5 Be sure to stay rested and in the Bible. Please allow me to be perfectly candid with you. I find that when I am tired, my greatest relationship weakness becomes prevalent. That weakness happens to be impatience and bossiness. Because of staying up late, so much traveling, and losing much-needed rest, I will naturally become this way.
I am not the type of person who sits in the corner hurt by what someone else says; rather, I’m usually the one who is saying the wrong. So in order to control my tongue, I have to get the proper rest and stay in the Bible to keep myself sharp.

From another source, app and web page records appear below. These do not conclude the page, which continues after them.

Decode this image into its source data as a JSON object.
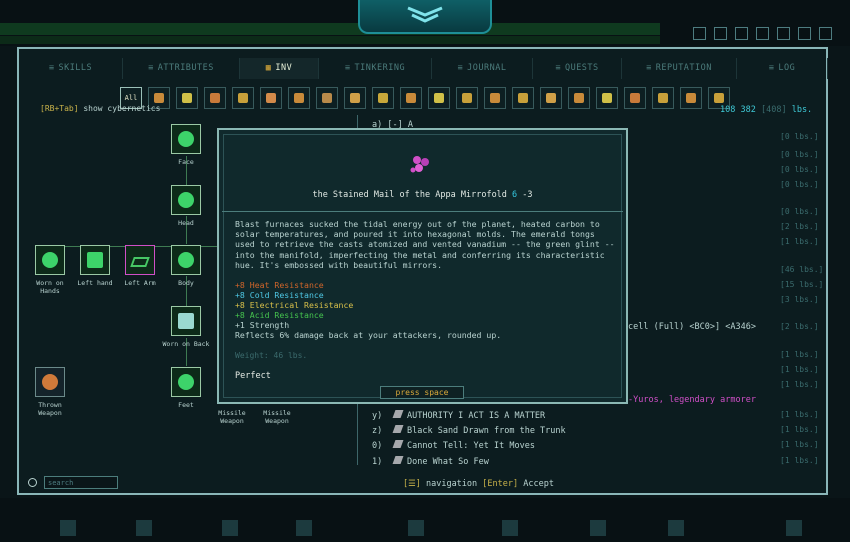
{
  "tabs": [
    {
      "label": "SKILLS",
      "active": false
    },
    {
      "label": "ATTRIBUTES",
      "active": false
    },
    {
      "label": "INV",
      "active": true
    },
    {
      "label": "TINKERING",
      "active": false
    },
    {
      "label": "JOURNAL",
      "active": false
    },
    {
      "label": "QUESTS",
      "active": false
    },
    {
      "label": "REPUTATION",
      "active": false
    },
    {
      "label": "LOG",
      "active": false
    }
  ],
  "filter": {
    "all_label": "All"
  },
  "hint": {
    "key": "[RB+Tab]",
    "text": " show cybernetics"
  },
  "weight": {
    "current": "108",
    "max": "382",
    "max_dim": "408",
    "unit": "lbs."
  },
  "equipment": [
    {
      "label": "Face"
    },
    {
      "label": "Head"
    },
    {
      "label": "Worn on Hands"
    },
    {
      "label": "Left hand"
    },
    {
      "label": "Left Arm"
    },
    {
      "label": "Body"
    },
    {
      "label": "Worn on Back"
    },
    {
      "label": "Thrown Weapon"
    },
    {
      "label": "Feet"
    },
    {
      "label": "Missile Weapon"
    },
    {
      "label": "Missile Weapon"
    }
  ],
  "list_header": "a) [-] A",
  "list_header_weight": "[0 lbs.]",
  "list_weights": [
    "[0 lbs.]",
    "[0 lbs.]",
    "[0 lbs.]",
    "[0 lbs.]",
    "[0 lbs.]",
    "[2 lbs.]",
    "[1 lbs.]",
    "[46 lbs.]",
    "[15 lbs.]",
    "[3 lbs.]",
    "[2 lbs.]",
    "[1 lbs.]",
    "[1 lbs.]",
    "[1 lbs.]",
    "[1 lbs.]",
    "[1 lbs.]",
    "[1 lbs.]",
    "[1 lbs.]"
  ],
  "list_partial": {
    "text": "cell (Full) <BC0>] <A346>",
    "legend": "-Yuros, legendary armorer"
  },
  "list_items": [
    {
      "key": "y)",
      "name": "AUTHORITY I ACT IS A MATTER"
    },
    {
      "key": "z)",
      "name": "Black Sand Drawn from the Trunk"
    },
    {
      "key": "0)",
      "name": "Cannot Tell: Yet It Moves"
    },
    {
      "key": "1)",
      "name": "Done What So Few"
    }
  ],
  "popup": {
    "title_pre": "the Stained Mail of the Appa Mirrofold ",
    "title_av": "6",
    "title_dv": " -3",
    "description": "Blast furnaces sucked the tidal energy out of the planet, heated carbon to solar temperatures, and poured it into hexagonal molds. The emerald tongs used to retrieve the casts atomized and vented vanadium -- the green glint -- into the manifold, imperfecting the metal and conferring its characteristic hue. It's embossed with beautiful mirrors.",
    "stats": [
      {
        "text": "+8 Heat Resistance",
        "color": "#d0652a"
      },
      {
        "text": "+8 Cold Resistance",
        "color": "#4ec7e4"
      },
      {
        "text": "+8 Electrical Resistance",
        "color": "#d8c04a"
      },
      {
        "text": "+8 Acid Resistance",
        "color": "#45c34e"
      },
      {
        "text": "+1 Strength",
        "color": "#b9d3d0"
      },
      {
        "text": "Reflects 6% damage back at your attackers, rounded up.",
        "color": "#b9d3d0"
      }
    ],
    "weight": "Weight: 46 lbs.",
    "condition": "Perfect",
    "press_space": "press space"
  },
  "search": {
    "placeholder": "search"
  },
  "nav": {
    "key1": "[☰]",
    "text1": " navigation  ",
    "key2": "[Enter]",
    "text2": " Accept"
  },
  "colors": {
    "accent": "#3fc9d6",
    "frame": "#8ab6b8",
    "key": "#c8b24a"
  }
}
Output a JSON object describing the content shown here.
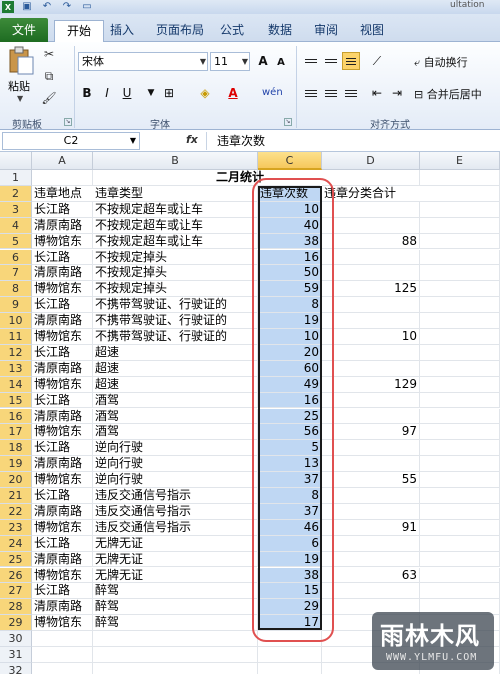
{
  "app": {
    "title_fragment": "ultation",
    "quick_access": [
      "save-icon",
      "undo-icon",
      "redo-icon",
      "new-document-icon"
    ]
  },
  "ribbon": {
    "tabs": [
      "文件",
      "开始",
      "插入",
      "页面布局",
      "公式",
      "数据",
      "审阅",
      "视图"
    ],
    "active_tab": "开始",
    "clipboard": {
      "paste_label": "粘贴",
      "group_label": "剪贴板"
    },
    "font": {
      "family": "宋体",
      "size": "11",
      "group_label": "字体",
      "bold": "B",
      "italic": "I",
      "underline": "U",
      "grow": "A",
      "shrink": "A",
      "font_color": "A",
      "phonetic": "wén"
    },
    "alignment": {
      "wrap_label": "自动换行",
      "merge_label": "合并后居中",
      "group_label": "对齐方式"
    }
  },
  "formula_bar": {
    "name_box": "C2",
    "fx": "fx",
    "content": "违章次数"
  },
  "columns": [
    "A",
    "B",
    "C",
    "D",
    "E"
  ],
  "rows": [
    "1",
    "2",
    "3",
    "4",
    "5",
    "6",
    "7",
    "8",
    "9",
    "10",
    "11",
    "12",
    "13",
    "14",
    "15",
    "16",
    "17",
    "18",
    "19",
    "20",
    "21",
    "22",
    "23",
    "24",
    "25",
    "26",
    "27",
    "28",
    "29",
    "30",
    "31",
    "32",
    "33"
  ],
  "sheet": {
    "title": "二月统计",
    "headers": {
      "a": "违章地点",
      "b": "违章类型",
      "c": "违章次数",
      "d": "违章分类合计"
    },
    "data": [
      {
        "a": "长江路",
        "b": "不按规定超车或让车",
        "c": "10",
        "d": ""
      },
      {
        "a": "清原南路",
        "b": "不按规定超车或让车",
        "c": "40",
        "d": ""
      },
      {
        "a": "博物馆东",
        "b": "不按规定超车或让车",
        "c": "38",
        "d": "88"
      },
      {
        "a": "长江路",
        "b": "不按规定掉头",
        "c": "16",
        "d": ""
      },
      {
        "a": "清原南路",
        "b": "不按规定掉头",
        "c": "50",
        "d": ""
      },
      {
        "a": "博物馆东",
        "b": "不按规定掉头",
        "c": "59",
        "d": "125"
      },
      {
        "a": "长江路",
        "b": "不携带驾驶证、行驶证的",
        "c": "8",
        "d": ""
      },
      {
        "a": "清原南路",
        "b": "不携带驾驶证、行驶证的",
        "c": "19",
        "d": ""
      },
      {
        "a": "博物馆东",
        "b": "不携带驾驶证、行驶证的",
        "c": "10",
        "d": "10"
      },
      {
        "a": "长江路",
        "b": "超速",
        "c": "20",
        "d": ""
      },
      {
        "a": "清原南路",
        "b": "超速",
        "c": "60",
        "d": ""
      },
      {
        "a": "博物馆东",
        "b": "超速",
        "c": "49",
        "d": "129"
      },
      {
        "a": "长江路",
        "b": "酒驾",
        "c": "16",
        "d": ""
      },
      {
        "a": "清原南路",
        "b": "酒驾",
        "c": "25",
        "d": ""
      },
      {
        "a": "博物馆东",
        "b": "酒驾",
        "c": "56",
        "d": "97"
      },
      {
        "a": "长江路",
        "b": "逆向行驶",
        "c": "5",
        "d": ""
      },
      {
        "a": "清原南路",
        "b": "逆向行驶",
        "c": "13",
        "d": ""
      },
      {
        "a": "博物馆东",
        "b": "逆向行驶",
        "c": "37",
        "d": "55"
      },
      {
        "a": "长江路",
        "b": "违反交通信号指示",
        "c": "8",
        "d": ""
      },
      {
        "a": "清原南路",
        "b": "违反交通信号指示",
        "c": "37",
        "d": ""
      },
      {
        "a": "博物馆东",
        "b": "违反交通信号指示",
        "c": "46",
        "d": "91"
      },
      {
        "a": "长江路",
        "b": "无牌无证",
        "c": "6",
        "d": ""
      },
      {
        "a": "清原南路",
        "b": "无牌无证",
        "c": "19",
        "d": ""
      },
      {
        "a": "博物馆东",
        "b": "无牌无证",
        "c": "38",
        "d": "63"
      },
      {
        "a": "长江路",
        "b": "醉驾",
        "c": "15",
        "d": ""
      },
      {
        "a": "清原南路",
        "b": "醉驾",
        "c": "29",
        "d": ""
      },
      {
        "a": "博物馆东",
        "b": "醉驾",
        "c": "17",
        "d": ""
      }
    ]
  },
  "watermark": {
    "text": "雨林木风",
    "url": "WWW.YLMFU.COM"
  }
}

Perhaps you are the type of person who easily takes offense when you are tired and are much more sensitive and on-guard about what everyone is saying and, more importantly, why the person is saying it. Get your rest and make sure you have your devotions to empower you to practice mind control. II Corinthians 10:5, “Casting down imaginations, and every high thing that exalteth itself against the knowledge of God, and bringing into captivity every thought to the obedience of Christ.”